**Data about app and page elements**
....

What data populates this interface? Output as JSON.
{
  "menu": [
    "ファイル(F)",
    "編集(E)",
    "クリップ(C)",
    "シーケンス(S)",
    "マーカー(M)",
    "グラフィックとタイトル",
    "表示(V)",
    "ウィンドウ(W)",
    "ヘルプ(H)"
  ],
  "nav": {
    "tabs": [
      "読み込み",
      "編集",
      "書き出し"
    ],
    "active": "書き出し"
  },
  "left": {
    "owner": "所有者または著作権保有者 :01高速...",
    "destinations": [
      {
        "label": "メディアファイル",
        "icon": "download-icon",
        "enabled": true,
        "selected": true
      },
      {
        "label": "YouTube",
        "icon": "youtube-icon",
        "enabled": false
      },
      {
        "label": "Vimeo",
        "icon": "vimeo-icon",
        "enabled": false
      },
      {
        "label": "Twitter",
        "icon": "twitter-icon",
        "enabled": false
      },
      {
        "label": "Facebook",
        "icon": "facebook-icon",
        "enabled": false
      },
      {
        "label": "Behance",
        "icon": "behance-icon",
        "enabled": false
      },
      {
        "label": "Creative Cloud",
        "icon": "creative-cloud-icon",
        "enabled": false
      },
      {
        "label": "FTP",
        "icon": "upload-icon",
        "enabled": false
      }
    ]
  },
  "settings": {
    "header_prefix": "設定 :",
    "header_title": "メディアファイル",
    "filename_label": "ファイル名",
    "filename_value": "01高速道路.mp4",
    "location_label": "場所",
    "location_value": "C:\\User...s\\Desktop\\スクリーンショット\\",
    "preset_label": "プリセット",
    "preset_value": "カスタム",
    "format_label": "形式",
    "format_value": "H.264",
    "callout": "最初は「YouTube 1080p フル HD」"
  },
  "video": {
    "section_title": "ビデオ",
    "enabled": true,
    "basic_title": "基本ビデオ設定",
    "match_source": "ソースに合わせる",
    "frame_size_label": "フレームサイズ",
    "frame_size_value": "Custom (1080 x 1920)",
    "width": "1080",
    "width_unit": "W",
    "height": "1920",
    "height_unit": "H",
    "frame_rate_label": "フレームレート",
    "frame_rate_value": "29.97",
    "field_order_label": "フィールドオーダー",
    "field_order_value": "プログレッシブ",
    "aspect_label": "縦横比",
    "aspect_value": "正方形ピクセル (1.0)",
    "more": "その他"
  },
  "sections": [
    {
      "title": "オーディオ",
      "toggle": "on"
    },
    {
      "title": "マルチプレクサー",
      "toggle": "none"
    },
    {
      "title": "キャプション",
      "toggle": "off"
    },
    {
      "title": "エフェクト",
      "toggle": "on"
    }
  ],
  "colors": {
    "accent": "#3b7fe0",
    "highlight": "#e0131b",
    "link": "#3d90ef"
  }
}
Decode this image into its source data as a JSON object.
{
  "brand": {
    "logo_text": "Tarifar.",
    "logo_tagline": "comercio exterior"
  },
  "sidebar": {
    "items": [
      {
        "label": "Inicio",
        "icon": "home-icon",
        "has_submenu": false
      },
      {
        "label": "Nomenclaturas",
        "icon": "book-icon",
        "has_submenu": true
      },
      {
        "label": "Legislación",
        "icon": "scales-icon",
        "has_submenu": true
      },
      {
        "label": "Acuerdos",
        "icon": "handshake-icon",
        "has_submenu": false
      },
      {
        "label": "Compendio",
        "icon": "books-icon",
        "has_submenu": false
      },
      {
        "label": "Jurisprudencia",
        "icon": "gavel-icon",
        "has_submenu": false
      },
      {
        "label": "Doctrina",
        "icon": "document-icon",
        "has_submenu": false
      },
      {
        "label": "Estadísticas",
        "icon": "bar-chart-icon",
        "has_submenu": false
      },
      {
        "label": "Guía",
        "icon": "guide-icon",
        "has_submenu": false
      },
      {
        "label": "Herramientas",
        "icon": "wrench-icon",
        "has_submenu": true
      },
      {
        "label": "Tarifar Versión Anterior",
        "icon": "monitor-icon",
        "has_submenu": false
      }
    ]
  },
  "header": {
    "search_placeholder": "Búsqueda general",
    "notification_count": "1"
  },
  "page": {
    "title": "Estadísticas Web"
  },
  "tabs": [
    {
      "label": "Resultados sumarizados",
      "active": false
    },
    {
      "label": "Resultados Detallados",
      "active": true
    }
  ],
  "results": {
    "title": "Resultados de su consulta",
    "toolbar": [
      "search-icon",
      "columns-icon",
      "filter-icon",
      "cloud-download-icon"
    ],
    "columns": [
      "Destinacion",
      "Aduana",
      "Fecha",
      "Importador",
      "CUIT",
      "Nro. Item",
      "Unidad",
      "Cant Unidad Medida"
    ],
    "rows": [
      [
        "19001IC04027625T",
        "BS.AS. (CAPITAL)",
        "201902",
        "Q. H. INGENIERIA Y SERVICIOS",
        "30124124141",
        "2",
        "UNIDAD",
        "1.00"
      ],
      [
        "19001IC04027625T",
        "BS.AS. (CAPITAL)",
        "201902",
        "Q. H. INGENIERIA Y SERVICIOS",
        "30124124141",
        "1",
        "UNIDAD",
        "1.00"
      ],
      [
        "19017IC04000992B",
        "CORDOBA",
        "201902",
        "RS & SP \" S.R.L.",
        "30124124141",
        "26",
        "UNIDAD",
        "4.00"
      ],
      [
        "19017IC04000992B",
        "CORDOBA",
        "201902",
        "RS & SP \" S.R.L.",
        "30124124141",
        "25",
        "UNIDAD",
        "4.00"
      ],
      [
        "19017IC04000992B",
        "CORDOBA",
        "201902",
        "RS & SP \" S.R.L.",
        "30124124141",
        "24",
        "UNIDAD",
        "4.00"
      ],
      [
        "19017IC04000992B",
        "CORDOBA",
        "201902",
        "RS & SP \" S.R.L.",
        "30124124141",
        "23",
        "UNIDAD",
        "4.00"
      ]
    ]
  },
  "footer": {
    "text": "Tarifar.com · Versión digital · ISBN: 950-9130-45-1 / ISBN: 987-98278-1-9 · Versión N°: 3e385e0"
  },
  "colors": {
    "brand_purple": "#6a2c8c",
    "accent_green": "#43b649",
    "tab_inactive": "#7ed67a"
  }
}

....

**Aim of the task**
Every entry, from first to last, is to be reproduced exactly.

**Result for this exercise**
What data populates this interface? Output as JSON.
{
  "menu": [
    "ファイル(F)",
    "編集(E)",
    "クリップ(C)",
    "シーケンス(S)",
    "マーカー(M)",
    "グラフィックとタイトル",
    "表示(V)",
    "ウィンドウ(W)",
    "ヘルプ(H)"
  ],
  "nav": {
    "tabs": [
      "読み込み",
      "編集",
      "書き出し"
    ],
    "active": "書き出し"
  },
  "left": {
    "owner": "所有者または著作権保有者 :01高速...",
    "destinations": [
      {
        "label": "メディアファイル",
        "icon": "download-icon",
        "enabled": true,
        "selected": true
      },
      {
        "label": "YouTube",
        "icon": "youtube-icon",
        "enabled": false
      },
      {
        "label": "Vimeo",
        "icon": "vimeo-icon",
        "enabled": false
      },
      {
        "label": "Twitter",
        "icon": "twitter-icon",
        "enabled": false
      },
      {
        "label": "Facebook",
        "icon": "facebook-icon",
        "enabled": false
      },
      {
        "label": "Behance",
        "icon": "behance-icon",
        "enabled": false
      },
      {
        "label": "Creative Cloud",
        "icon": "creative-cloud-icon",
        "enabled": false
      },
      {
        "label": "FTP",
        "icon": "upload-icon",
        "enabled": false
      }
    ]
  },
  "settings": {
    "header_prefix": "設定 :",
    "header_title": "メディアファイル",
    "filename_label": "ファイル名",
    "filename_value": "01高速道路.mp4",
    "location_label": "場所",
    "location_value": "C:\\User...s\\Desktop\\スクリーンショット\\",
    "preset_label": "プリセット",
    "preset_value": "カスタム",
    "format_label": "形式",
    "format_value": "H.264",
    "callout": "最初は「YouTube 1080p フル HD」"
  },
  "video": {
    "section_title": "ビデオ",
    "enabled": true,
    "basic_title": "基本ビデオ設定",
    "match_source": "ソースに合わせる",
    "frame_size_label": "フレームサイズ",
    "frame_size_value": "Custom (1080 x 1920)",
    "width": "1080",
    "width_unit": "W",
    "height": "1920",
    "height_unit": "H",
    "frame_rate_label": "フレームレート",
    "frame_rate_value": "29.97",
    "field_order_label": "フィールドオーダー",
    "field_order_value": "プログレッシブ",
    "aspect_label": "縦横比",
    "aspect_value": "正方形ピクセル (1.0)",
    "more": "その他"
  },
  "sections": [
    {
      "title": "オーディオ",
      "toggle": "on"
    },
    {
      "title": "マルチプレクサー",
      "toggle": "none"
    },
    {
      "title": "キャプション",
      "toggle": "off"
    },
    {
      "title": "エフェクト",
      "toggle": "on"
    }
  ],
  "colors": {
    "accent": "#3b7fe0",
    "highlight": "#e0131b",
    "link": "#3d90ef"
  }
}
Decode this image into its source data as a JSON object.
{
  "brand": {
    "logo_text": "Tarifar.",
    "logo_tagline": "comercio exterior"
  },
  "sidebar": {
    "items": [
      {
        "label": "Inicio",
        "icon": "home-icon",
        "has_submenu": false
      },
      {
        "label": "Nomenclaturas",
        "icon": "book-icon",
        "has_submenu": true
      },
      {
        "label": "Legislación",
        "icon": "scales-icon",
        "has_submenu": true
      },
      {
        "label": "Acuerdos",
        "icon": "handshake-icon",
        "has_submenu": false
      },
      {
        "label": "Compendio",
        "icon": "books-icon",
        "has_submenu": false
      },
      {
        "label": "Jurisprudencia",
        "icon": "gavel-icon",
        "has_submenu": false
      },
      {
        "label": "Doctrina",
        "icon": "document-icon",
        "has_submenu": false
      },
      {
        "label": "Estadísticas",
        "icon": "bar-chart-icon",
        "has_submenu": false
      },
      {
        "label": "Guía",
        "icon": "guide-icon",
        "has_submenu": false
      },
      {
        "label": "Herramientas",
        "icon": "wrench-icon",
        "has_submenu": true
      },
      {
        "label": "Tarifar Versión Anterior",
        "icon": "monitor-icon",
        "has_submenu": false
      }
    ]
  },
  "header": {
    "search_placeholder": "Búsqueda general",
    "notification_count": "1"
  },
  "page": {
    "title": "Estadísticas Web"
  },
  "tabs": [
    {
      "label": "Resultados sumarizados",
      "active": false
    },
    {
      "label": "Resultados Detallados",
      "active": true
    }
  ],
  "results": {
    "title": "Resultados de su consulta",
    "toolbar": [
      "search-icon",
      "columns-icon",
      "filter-icon",
      "cloud-download-icon"
    ],
    "columns": [
      "Destinacion",
      "Aduana",
      "Fecha",
      "Importador",
      "CUIT",
      "Nro. Item",
      "Unidad",
      "Cant Unidad Medida"
    ],
    "rows": [
      [
        "19001IC04027625T",
        "BS.AS. (CAPITAL)",
        "201902",
        "Q. H. INGENIERIA Y SERVICIOS",
        "30124124141",
        "2",
        "UNIDAD",
        "1.00"
      ],
      [
        "19001IC04027625T",
        "BS.AS. (CAPITAL)",
        "201902",
        "Q. H. INGENIERIA Y SERVICIOS",
        "30124124141",
        "1",
        "UNIDAD",
        "1.00"
      ],
      [
        "19017IC04000992B",
        "CORDOBA",
        "201902",
        "RS & SP \" S.R.L.",
        "30124124141",
        "26",
        "UNIDAD",
        "4.00"
      ],
      [
        "19017IC04000992B",
        "CORDOBA",
        "201902",
        "RS & SP \" S.R.L.",
        "30124124141",
        "25",
        "UNIDAD",
        "4.00"
      ],
      [
        "19017IC04000992B",
        "CORDOBA",
        "201902",
        "RS & SP \" S.R.L.",
        "30124124141",
        "24",
        "UNIDAD",
        "4.00"
      ],
      [
        "19017IC04000992B",
        "CORDOBA",
        "201902",
        "RS & SP \" S.R.L.",
        "30124124141",
        "23",
        "UNIDAD",
        "4.00"
      ]
    ]
  },
  "footer": {
    "text": "Tarifar.com · Versión digital · ISBN: 950-9130-45-1 / ISBN: 987-98278-1-9 · Versión N°: 3e385e0"
  },
  "colors": {
    "brand_purple": "#6a2c8c",
    "accent_green": "#43b649",
    "tab_inactive": "#7ed67a"
  }
}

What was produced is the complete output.